● **Supplied data**
Content starts

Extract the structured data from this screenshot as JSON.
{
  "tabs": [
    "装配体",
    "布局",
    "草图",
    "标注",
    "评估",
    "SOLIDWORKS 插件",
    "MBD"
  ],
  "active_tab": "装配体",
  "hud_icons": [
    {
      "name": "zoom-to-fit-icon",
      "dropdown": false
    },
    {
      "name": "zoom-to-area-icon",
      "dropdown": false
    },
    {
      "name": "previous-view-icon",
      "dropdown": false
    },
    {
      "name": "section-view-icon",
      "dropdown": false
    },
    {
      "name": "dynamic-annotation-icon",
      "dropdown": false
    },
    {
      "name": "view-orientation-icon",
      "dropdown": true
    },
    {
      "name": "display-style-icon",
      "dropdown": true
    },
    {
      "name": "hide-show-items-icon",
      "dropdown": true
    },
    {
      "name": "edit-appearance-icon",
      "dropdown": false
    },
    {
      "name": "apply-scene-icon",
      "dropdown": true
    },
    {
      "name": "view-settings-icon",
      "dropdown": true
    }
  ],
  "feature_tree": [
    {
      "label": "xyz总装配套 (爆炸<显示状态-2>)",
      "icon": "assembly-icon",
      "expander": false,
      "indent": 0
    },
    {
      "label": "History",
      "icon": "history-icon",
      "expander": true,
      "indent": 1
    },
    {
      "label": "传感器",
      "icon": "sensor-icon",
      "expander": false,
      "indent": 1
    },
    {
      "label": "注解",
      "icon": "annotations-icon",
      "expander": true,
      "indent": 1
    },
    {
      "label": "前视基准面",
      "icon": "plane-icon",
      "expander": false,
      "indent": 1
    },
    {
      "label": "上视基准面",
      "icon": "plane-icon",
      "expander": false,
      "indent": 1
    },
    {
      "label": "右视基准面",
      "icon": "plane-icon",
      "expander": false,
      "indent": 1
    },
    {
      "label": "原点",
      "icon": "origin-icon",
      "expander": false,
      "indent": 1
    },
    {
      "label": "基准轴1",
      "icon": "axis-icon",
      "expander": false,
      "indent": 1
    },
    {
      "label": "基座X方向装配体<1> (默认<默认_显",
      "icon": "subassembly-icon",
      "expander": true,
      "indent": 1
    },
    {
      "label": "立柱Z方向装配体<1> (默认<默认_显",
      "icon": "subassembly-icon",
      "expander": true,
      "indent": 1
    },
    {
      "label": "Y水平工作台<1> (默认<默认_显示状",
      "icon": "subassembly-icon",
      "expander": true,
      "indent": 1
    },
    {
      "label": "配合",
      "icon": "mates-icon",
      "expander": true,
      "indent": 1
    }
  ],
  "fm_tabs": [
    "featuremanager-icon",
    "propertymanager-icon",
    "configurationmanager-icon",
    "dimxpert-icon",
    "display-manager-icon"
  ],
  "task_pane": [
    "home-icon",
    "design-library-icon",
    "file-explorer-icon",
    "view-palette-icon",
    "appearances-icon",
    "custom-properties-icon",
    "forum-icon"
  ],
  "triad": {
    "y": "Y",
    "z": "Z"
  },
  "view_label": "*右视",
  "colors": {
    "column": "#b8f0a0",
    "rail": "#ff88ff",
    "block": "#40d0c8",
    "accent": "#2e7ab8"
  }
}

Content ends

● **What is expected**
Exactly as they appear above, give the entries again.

● **Answer section**
Extract the structured data from this screenshot as JSON.
{
  "tabs": [
    "装配体",
    "布局",
    "草图",
    "标注",
    "评估",
    "SOLIDWORKS 插件",
    "MBD"
  ],
  "active_tab": "装配体",
  "hud_icons": [
    {
      "name": "zoom-to-fit-icon",
      "dropdown": false
    },
    {
      "name": "zoom-to-area-icon",
      "dropdown": false
    },
    {
      "name": "previous-view-icon",
      "dropdown": false
    },
    {
      "name": "section-view-icon",
      "dropdown": false
    },
    {
      "name": "dynamic-annotation-icon",
      "dropdown": false
    },
    {
      "name": "view-orientation-icon",
      "dropdown": true
    },
    {
      "name": "display-style-icon",
      "dropdown": true
    },
    {
      "name": "hide-show-items-icon",
      "dropdown": true
    },
    {
      "name": "edit-appearance-icon",
      "dropdown": false
    },
    {
      "name": "apply-scene-icon",
      "dropdown": true
    },
    {
      "name": "view-settings-icon",
      "dropdown": true
    }
  ],
  "feature_tree": [
    {
      "label": "xyz总装配套 (爆炸<显示状态-2>)",
      "icon": "assembly-icon",
      "expander": false,
      "indent": 0
    },
    {
      "label": "History",
      "icon": "history-icon",
      "expander": true,
      "indent": 1
    },
    {
      "label": "传感器",
      "icon": "sensor-icon",
      "expander": false,
      "indent": 1
    },
    {
      "label": "注解",
      "icon": "annotations-icon",
      "expander": true,
      "indent": 1
    },
    {
      "label": "前视基准面",
      "icon": "plane-icon",
      "expander": false,
      "indent": 1
    },
    {
      "label": "上视基准面",
      "icon": "plane-icon",
      "expander": false,
      "indent": 1
    },
    {
      "label": "右视基准面",
      "icon": "plane-icon",
      "expander": false,
      "indent": 1
    },
    {
      "label": "原点",
      "icon": "origin-icon",
      "expander": false,
      "indent": 1
    },
    {
      "label": "基准轴1",
      "icon": "axis-icon",
      "expander": false,
      "indent": 1
    },
    {
      "label": "基座X方向装配体<1> (默认<默认_显",
      "icon": "subassembly-icon",
      "expander": true,
      "indent": 1
    },
    {
      "label": "立柱Z方向装配体<1> (默认<默认_显",
      "icon": "subassembly-icon",
      "expander": true,
      "indent": 1
    },
    {
      "label": "Y水平工作台<1> (默认<默认_显示状",
      "icon": "subassembly-icon",
      "expander": true,
      "indent": 1
    },
    {
      "label": "配合",
      "icon": "mates-icon",
      "expander": true,
      "indent": 1
    }
  ],
  "fm_tabs": [
    "featuremanager-icon",
    "propertymanager-icon",
    "configurationmanager-icon",
    "dimxpert-icon",
    "display-manager-icon"
  ],
  "task_pane": [
    "home-icon",
    "design-library-icon",
    "file-explorer-icon",
    "view-palette-icon",
    "appearances-icon",
    "custom-properties-icon",
    "forum-icon"
  ],
  "triad": {
    "y": "Y",
    "z": "Z"
  },
  "view_label": "*右视",
  "colors": {
    "column": "#b8f0a0",
    "rail": "#ff88ff",
    "block": "#40d0c8",
    "accent": "#2e7ab8"
  }
}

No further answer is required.